What is expected: Please copy the listing below in its entirety, without alteration.

Given data:
>>>

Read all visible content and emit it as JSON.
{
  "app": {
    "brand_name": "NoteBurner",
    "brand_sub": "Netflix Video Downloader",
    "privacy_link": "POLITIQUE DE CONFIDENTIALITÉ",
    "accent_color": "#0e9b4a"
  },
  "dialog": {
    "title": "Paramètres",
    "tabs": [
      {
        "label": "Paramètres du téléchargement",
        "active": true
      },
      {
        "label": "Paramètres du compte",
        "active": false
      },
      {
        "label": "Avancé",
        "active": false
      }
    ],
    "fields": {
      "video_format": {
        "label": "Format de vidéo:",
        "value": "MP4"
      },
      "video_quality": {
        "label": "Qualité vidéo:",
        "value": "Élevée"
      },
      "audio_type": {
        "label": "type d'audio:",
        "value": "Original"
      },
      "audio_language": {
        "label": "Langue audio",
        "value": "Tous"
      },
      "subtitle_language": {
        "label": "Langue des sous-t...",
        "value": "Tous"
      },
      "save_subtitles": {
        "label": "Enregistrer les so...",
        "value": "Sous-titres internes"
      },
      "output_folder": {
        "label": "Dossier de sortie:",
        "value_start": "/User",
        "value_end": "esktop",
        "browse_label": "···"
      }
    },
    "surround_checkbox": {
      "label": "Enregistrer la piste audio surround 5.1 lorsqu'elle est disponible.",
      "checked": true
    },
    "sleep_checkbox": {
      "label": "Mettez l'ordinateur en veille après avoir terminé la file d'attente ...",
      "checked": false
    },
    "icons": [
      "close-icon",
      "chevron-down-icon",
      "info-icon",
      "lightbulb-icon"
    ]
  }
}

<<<

Result of the task:
Read all visible content and emit it as JSON.
{
  "app": {
    "brand_name": "NoteBurner",
    "brand_sub": "Netflix Video Downloader",
    "privacy_link": "POLITIQUE DE CONFIDENTIALITÉ",
    "accent_color": "#0e9b4a"
  },
  "dialog": {
    "title": "Paramètres",
    "tabs": [
      {
        "label": "Paramètres du téléchargement",
        "active": true
      },
      {
        "label": "Paramètres du compte",
        "active": false
      },
      {
        "label": "Avancé",
        "active": false
      }
    ],
    "fields": {
      "video_format": {
        "label": "Format de vidéo:",
        "value": "MP4"
      },
      "video_quality": {
        "label": "Qualité vidéo:",
        "value": "Élevée"
      },
      "audio_type": {
        "label": "type d'audio:",
        "value": "Original"
      },
      "audio_language": {
        "label": "Langue audio",
        "value": "Tous"
      },
      "subtitle_language": {
        "label": "Langue des sous-t...",
        "value": "Tous"
      },
      "save_subtitles": {
        "label": "Enregistrer les so...",
        "value": "Sous-titres internes"
      },
      "output_folder": {
        "label": "Dossier de sortie:",
        "value_start": "/User",
        "value_end": "esktop",
        "browse_label": "···"
      }
    },
    "surround_checkbox": {
      "label": "Enregistrer la piste audio surround 5.1 lorsqu'elle est disponible.",
      "checked": true
    },
    "sleep_checkbox": {
      "label": "Mettez l'ordinateur en veille après avoir terminé la file d'attente ...",
      "checked": false
    },
    "icons": [
      "close-icon",
      "chevron-down-icon",
      "info-icon",
      "lightbulb-icon"
    ]
  }
}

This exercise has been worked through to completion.